Typically summative assessments are around 3000 words, but these vary based on learning outcomes, assessment type, and module design. Some modules may be assessed by examination. The majority of coursework involves independent reading and written assignments, but you will have the opportunity to discuss course material as well either through presentations or class discussions.  You will be assigned a dissertation supervisor, who will also act as your academic advisor, and is someone you can consult throughout the year for general academic support, in addition to dissertation supervision.

SGIA conducts regular seminars and organises lectures throughout the year which all postgraduate students can attend. These events provide opportunities to engage with, and debate, the most important issues in current political and international studies.

Towards the end of the programme you can contact the Careers Office of the University to get advice on available job prospects and get assistance on applying for these.

Admissions Process

Subject requirements, level and grade

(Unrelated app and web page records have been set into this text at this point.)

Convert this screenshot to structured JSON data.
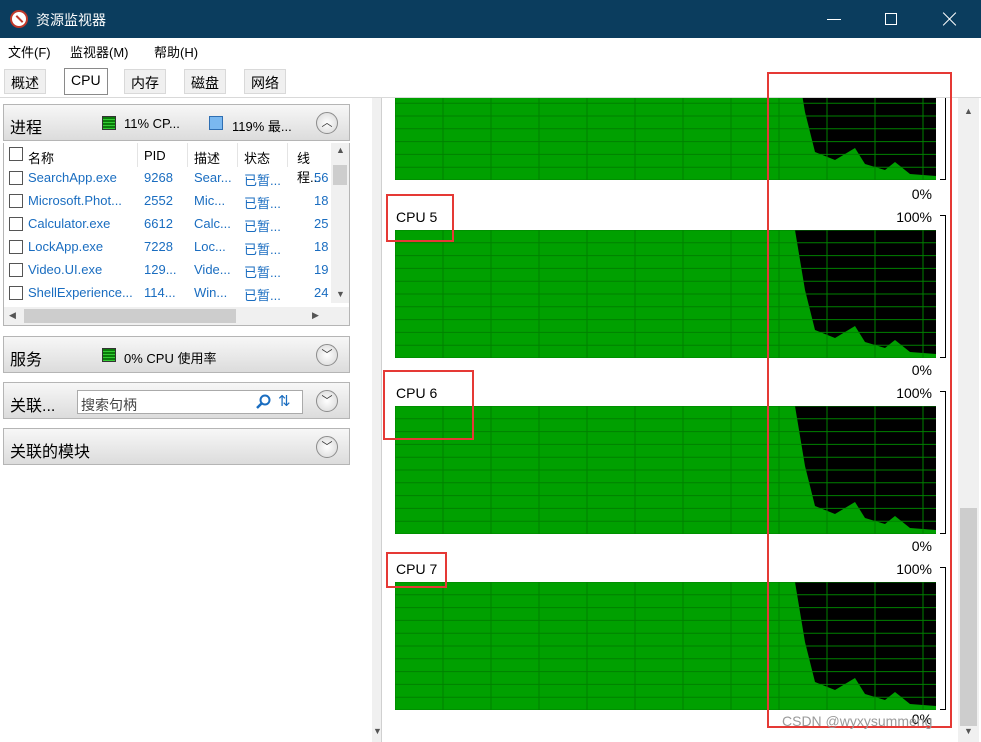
{
  "window": {
    "title": "资源监视器"
  },
  "menu": [
    "文件(F)",
    "监视器(M)",
    "帮助(H)"
  ],
  "tabs": [
    "概述",
    "CPU",
    "内存",
    "磁盘",
    "网络"
  ],
  "active_tab": "CPU",
  "processes": {
    "title": "进程",
    "cpu_legend": "11% CP...",
    "max_legend": "119% 最...",
    "columns": [
      "名称",
      "PID",
      "描述",
      "状态",
      "线程..."
    ],
    "rows": [
      {
        "name": "SearchApp.exe",
        "pid": "9268",
        "desc": "Sear...",
        "status": "已暂...",
        "threads": "56"
      },
      {
        "name": "Microsoft.Phot...",
        "pid": "2552",
        "desc": "Mic...",
        "status": "已暂...",
        "threads": "18"
      },
      {
        "name": "Calculator.exe",
        "pid": "6612",
        "desc": "Calc...",
        "status": "已暂...",
        "threads": "25"
      },
      {
        "name": "LockApp.exe",
        "pid": "7228",
        "desc": "Loc...",
        "status": "已暂...",
        "threads": "18"
      },
      {
        "name": "Video.UI.exe",
        "pid": "129...",
        "desc": "Vide...",
        "status": "已暂...",
        "threads": "19"
      },
      {
        "name": "ShellExperience...",
        "pid": "114...",
        "desc": "Win...",
        "status": "已暂...",
        "threads": "24"
      }
    ]
  },
  "services": {
    "title": "服务",
    "cpu_legend": "0% CPU 使用率"
  },
  "handles": {
    "title": "关联...",
    "search_placeholder": "搜索句柄"
  },
  "modules": {
    "title": "关联的模块"
  },
  "graphs": {
    "pct_top": "100%",
    "pct_bottom": "0%",
    "cpus": [
      {
        "label": "CPU 5"
      },
      {
        "label": "CPU 6"
      },
      {
        "label": "CPU 7"
      }
    ]
  },
  "watermark": "CSDN @wyxysummeng",
  "colors": {
    "titlebar": "#0b3d5e",
    "graph_fill": "#00a000",
    "graph_grid": "#008000",
    "highlight": "#e53935"
  }
}
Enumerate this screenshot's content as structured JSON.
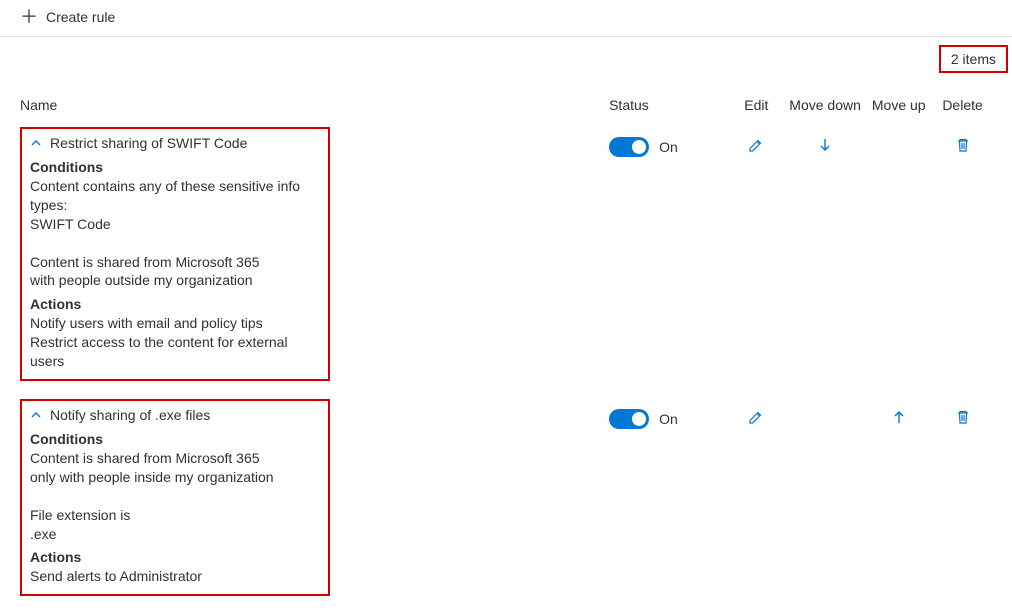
{
  "toolbar": {
    "create_label": "Create rule"
  },
  "items_count_label": "2 items",
  "headers": {
    "name": "Name",
    "status": "Status",
    "edit": "Edit",
    "move_down": "Move down",
    "move_up": "Move up",
    "delete": "Delete"
  },
  "rules": [
    {
      "title": "Restrict sharing of SWIFT Code",
      "status_label": "On",
      "show_move_down": true,
      "show_move_up": false,
      "sections": {
        "conditions_heading": "Conditions",
        "conditions_text": "Content contains any of these sensitive info types:\n    SWIFT Code\n\nContent is shared from Microsoft 365\n    with people outside my organization",
        "actions_heading": "Actions",
        "actions_text": "Notify users with email and policy tips\nRestrict access to the content for external users"
      }
    },
    {
      "title": "Notify sharing of .exe files",
      "status_label": "On",
      "show_move_down": false,
      "show_move_up": true,
      "sections": {
        "conditions_heading": "Conditions",
        "conditions_text": "Content is shared from Microsoft 365\n    only with people inside my organization\n\nFile extension is\n    .exe",
        "actions_heading": "Actions",
        "actions_text": "Send alerts to Administrator"
      }
    }
  ]
}
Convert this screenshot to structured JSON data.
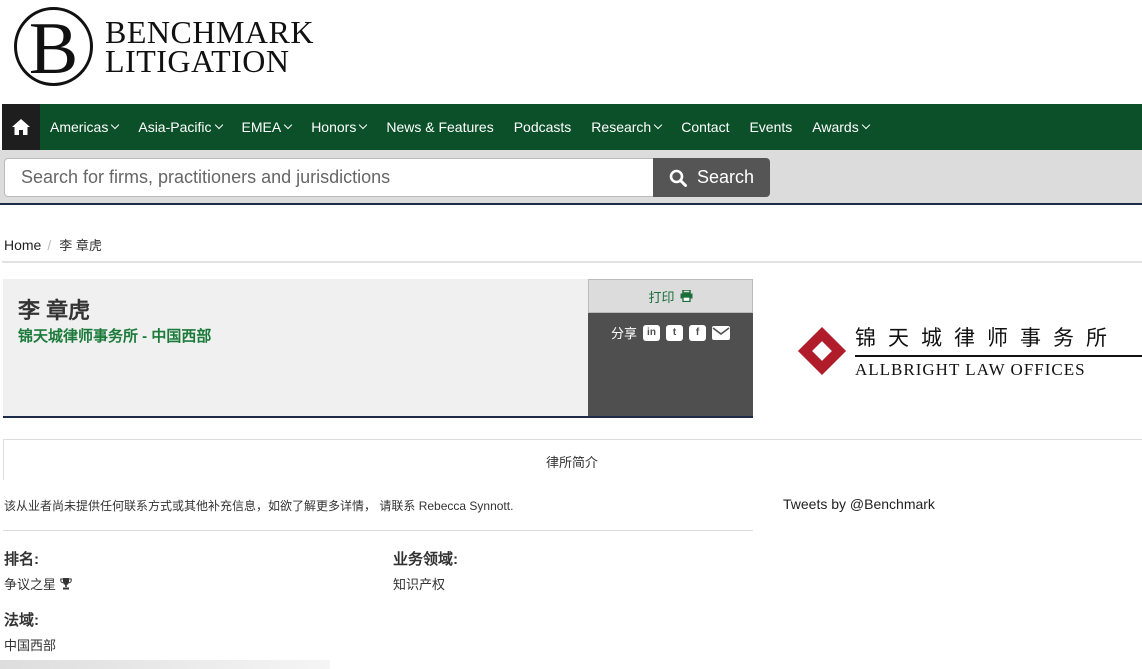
{
  "brand": {
    "letter": "B",
    "line1": "BENCHMARK",
    "line2": "LITIGATION"
  },
  "nav": {
    "items": [
      {
        "label": "Americas",
        "dropdown": true
      },
      {
        "label": "Asia-Pacific",
        "dropdown": true
      },
      {
        "label": "EMEA",
        "dropdown": true
      },
      {
        "label": "Honors",
        "dropdown": true
      },
      {
        "label": "News & Features",
        "dropdown": false
      },
      {
        "label": "Podcasts",
        "dropdown": false
      },
      {
        "label": "Research",
        "dropdown": true
      },
      {
        "label": "Contact",
        "dropdown": false
      },
      {
        "label": "Events",
        "dropdown": false
      },
      {
        "label": "Awards",
        "dropdown": true
      }
    ]
  },
  "search": {
    "placeholder": "Search for firms, practitioners and jurisdictions",
    "button": "Search"
  },
  "breadcrumb": {
    "home": "Home",
    "current": "李 章虎"
  },
  "profile": {
    "name": "李 章虎",
    "firm": "锦天城律师事务所 - 中国西部"
  },
  "actions": {
    "print": "打印",
    "share": "分享"
  },
  "firm_logo": {
    "cn": "锦天城律师事务所",
    "en": "ALLBRIGHT LAW OFFICES"
  },
  "tab": {
    "label": "律所简介"
  },
  "notice": {
    "text": "该从业者尚未提供任何联系方式或其他补充信息，如欲了解更多详情，",
    "link": "请联系 Rebecca Synnott."
  },
  "tweets": "Tweets by @Benchmark",
  "details": {
    "ranking_label": "排名:",
    "ranking_value": "争议之星",
    "practice_label": "业务领域:",
    "practice_value": "知识产权",
    "jurisdiction_label": "法域:",
    "jurisdiction_value": "中国西部"
  },
  "colors": {
    "nav_bg": "#0b5029",
    "accent_green": "#1b7a3a",
    "logo_red": "#b11c2a"
  }
}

  • UK 2.1 Bachelor degree, or equivalent.
  • The degree should be in the field of social sciences, but we will actively consider significant relevant experience in lieu of this requirement.
  • Two satisfactory academic references. In cases of applicants who have significant relevant experience, one work-related reference and one academic reference would be considered appropriate.

 

English Language requirements

Please check requirements for your subject and level of study.

How to apply

www.durham.ac.uk/postgraduate/apply

Fees and Funding

Full Time Fees

EU Student £23,320.00 per year
Home Student £13,250.00 per year
Island Student £13,250.00 per year
International non-EU Student £23,320.00 per year

The tuition fees shown are for one complete academic year of full time study, are set according to the academic year of entry, and remain the same throughout the duration of the programme for that cohort (unless otherwise stated).

Please also check costs for colleges and accommodation.

Scholarships and funding

www.durham.ac.uk/postgraduate/finance

Career Opportunities

School of Government and International Affairs

Our students go on to a wide range of successful careers including civil service and other government agencies, UN/INGOs/CSOs, journalism, media, teaching, law, banking and finance, diplomatic services and risk analysis.

For further information on career options and employability, including the results of the Destination of Leavers survey, student and employer testimonials and details of work experience and study abroad opportunities, please visit our employability web pages.

Open days and visits

Pre-application open day

www.durham.ac.uk/postgraduate/visit

Overseas Visit Schedule

www.durham.ac.uk/international/office/meetus

Postgraduate Visits

PGVI or

www.durham.ac.uk/postgraduate/visit/

Department Information

School of Government and International Affairs

Overview

Durham’s School of Government and International Affairs (SGIA) combines a long tradition of expertise in a wide range of fields in politics, political theory, political economy, and international relations with a depth of specialisms in regional expertise – Europe, East Asia, the Middle East and the wider Muslim world. The SGIA provides an exceptional environment for learning, training and research.

Ranking

71% of the department’s research is either Internationally Excellent’ (3*) or World Leading (4*) – the top two categories in REF 2014.

Website
www.durham.ac.uk/sgia